• _Task to carry out_
In the records below, find each line that holds "IRRF" and return it.

• _Input_

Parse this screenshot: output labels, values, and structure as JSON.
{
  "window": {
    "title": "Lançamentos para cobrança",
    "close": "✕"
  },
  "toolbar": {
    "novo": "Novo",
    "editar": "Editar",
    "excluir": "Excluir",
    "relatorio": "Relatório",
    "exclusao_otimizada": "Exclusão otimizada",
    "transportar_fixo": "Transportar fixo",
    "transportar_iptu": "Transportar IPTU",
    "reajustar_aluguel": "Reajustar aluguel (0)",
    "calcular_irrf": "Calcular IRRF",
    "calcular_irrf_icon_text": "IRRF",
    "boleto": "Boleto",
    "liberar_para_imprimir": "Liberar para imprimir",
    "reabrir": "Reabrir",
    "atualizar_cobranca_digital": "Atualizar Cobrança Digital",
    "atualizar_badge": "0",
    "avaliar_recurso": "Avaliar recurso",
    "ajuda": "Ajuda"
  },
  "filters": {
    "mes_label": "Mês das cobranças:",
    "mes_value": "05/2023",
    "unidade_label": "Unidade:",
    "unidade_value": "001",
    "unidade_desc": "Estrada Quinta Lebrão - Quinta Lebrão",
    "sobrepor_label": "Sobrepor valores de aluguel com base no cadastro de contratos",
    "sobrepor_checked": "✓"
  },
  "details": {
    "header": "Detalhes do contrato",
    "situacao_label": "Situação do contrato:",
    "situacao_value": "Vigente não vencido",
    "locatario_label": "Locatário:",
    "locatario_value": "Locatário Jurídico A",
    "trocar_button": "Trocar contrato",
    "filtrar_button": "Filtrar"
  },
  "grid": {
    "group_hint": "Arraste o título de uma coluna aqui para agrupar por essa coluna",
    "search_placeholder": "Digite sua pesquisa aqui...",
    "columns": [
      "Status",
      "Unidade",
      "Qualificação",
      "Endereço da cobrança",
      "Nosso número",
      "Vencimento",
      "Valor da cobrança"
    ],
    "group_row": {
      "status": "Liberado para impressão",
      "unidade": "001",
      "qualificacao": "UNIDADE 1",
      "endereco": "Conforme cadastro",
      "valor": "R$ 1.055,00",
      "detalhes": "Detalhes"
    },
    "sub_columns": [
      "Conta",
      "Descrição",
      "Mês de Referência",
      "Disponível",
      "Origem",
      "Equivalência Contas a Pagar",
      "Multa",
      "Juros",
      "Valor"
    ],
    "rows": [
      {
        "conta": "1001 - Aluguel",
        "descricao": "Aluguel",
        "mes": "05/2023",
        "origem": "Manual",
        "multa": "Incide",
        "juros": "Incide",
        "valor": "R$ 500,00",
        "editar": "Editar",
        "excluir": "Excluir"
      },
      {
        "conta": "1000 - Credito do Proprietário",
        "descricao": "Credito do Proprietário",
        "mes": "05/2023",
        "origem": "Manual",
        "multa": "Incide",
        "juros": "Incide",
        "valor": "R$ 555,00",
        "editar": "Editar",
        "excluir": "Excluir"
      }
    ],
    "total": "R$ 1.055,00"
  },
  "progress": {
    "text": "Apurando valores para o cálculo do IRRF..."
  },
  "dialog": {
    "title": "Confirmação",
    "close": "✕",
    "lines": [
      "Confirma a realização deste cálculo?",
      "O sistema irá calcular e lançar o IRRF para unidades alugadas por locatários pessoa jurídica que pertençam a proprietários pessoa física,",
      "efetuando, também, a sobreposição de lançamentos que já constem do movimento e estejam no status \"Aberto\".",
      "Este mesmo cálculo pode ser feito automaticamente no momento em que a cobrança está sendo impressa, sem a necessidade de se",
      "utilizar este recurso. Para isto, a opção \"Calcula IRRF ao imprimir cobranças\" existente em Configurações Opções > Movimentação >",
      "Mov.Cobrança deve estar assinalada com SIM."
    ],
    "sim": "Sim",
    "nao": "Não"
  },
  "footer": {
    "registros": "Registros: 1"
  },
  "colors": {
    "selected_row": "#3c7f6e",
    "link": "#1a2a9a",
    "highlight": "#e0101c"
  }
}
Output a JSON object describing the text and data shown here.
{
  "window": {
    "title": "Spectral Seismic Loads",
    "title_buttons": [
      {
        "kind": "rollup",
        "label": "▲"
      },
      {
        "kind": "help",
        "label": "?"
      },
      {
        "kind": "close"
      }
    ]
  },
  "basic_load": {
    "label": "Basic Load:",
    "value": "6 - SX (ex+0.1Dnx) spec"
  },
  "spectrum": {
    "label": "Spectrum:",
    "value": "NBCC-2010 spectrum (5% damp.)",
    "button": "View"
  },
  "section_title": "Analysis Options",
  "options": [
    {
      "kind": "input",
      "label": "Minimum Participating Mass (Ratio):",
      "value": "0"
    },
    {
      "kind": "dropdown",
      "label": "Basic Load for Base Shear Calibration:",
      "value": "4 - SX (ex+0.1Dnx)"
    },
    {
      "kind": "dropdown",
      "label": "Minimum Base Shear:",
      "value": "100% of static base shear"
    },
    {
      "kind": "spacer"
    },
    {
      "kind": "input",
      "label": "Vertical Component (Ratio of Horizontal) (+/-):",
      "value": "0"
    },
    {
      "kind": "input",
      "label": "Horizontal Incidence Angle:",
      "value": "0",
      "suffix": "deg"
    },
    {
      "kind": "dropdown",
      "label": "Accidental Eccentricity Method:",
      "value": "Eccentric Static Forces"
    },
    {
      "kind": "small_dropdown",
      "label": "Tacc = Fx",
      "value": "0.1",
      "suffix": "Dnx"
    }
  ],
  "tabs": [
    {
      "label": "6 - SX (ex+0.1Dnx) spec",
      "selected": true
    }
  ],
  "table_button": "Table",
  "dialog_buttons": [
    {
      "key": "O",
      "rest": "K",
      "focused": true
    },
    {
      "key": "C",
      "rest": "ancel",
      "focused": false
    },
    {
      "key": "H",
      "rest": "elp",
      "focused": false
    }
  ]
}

• _Response to the exercise_
    "calcular_irrf": "Calcular IRRF",
    "calcular_irrf_icon_text": "IRRF",
    "text": "Apurando valores para o cálculo do IRRF..."
      "O sistema irá calcular e lançar o IRRF para unidades alugadas por locatários pessoa jurídica que pertençam a proprietários pessoa física,",
      "utilizar este recurso. Para isto, a opção \"Calcula IRRF ao imprimir cobranças\" existente em Configurações Opções > Movimentação >",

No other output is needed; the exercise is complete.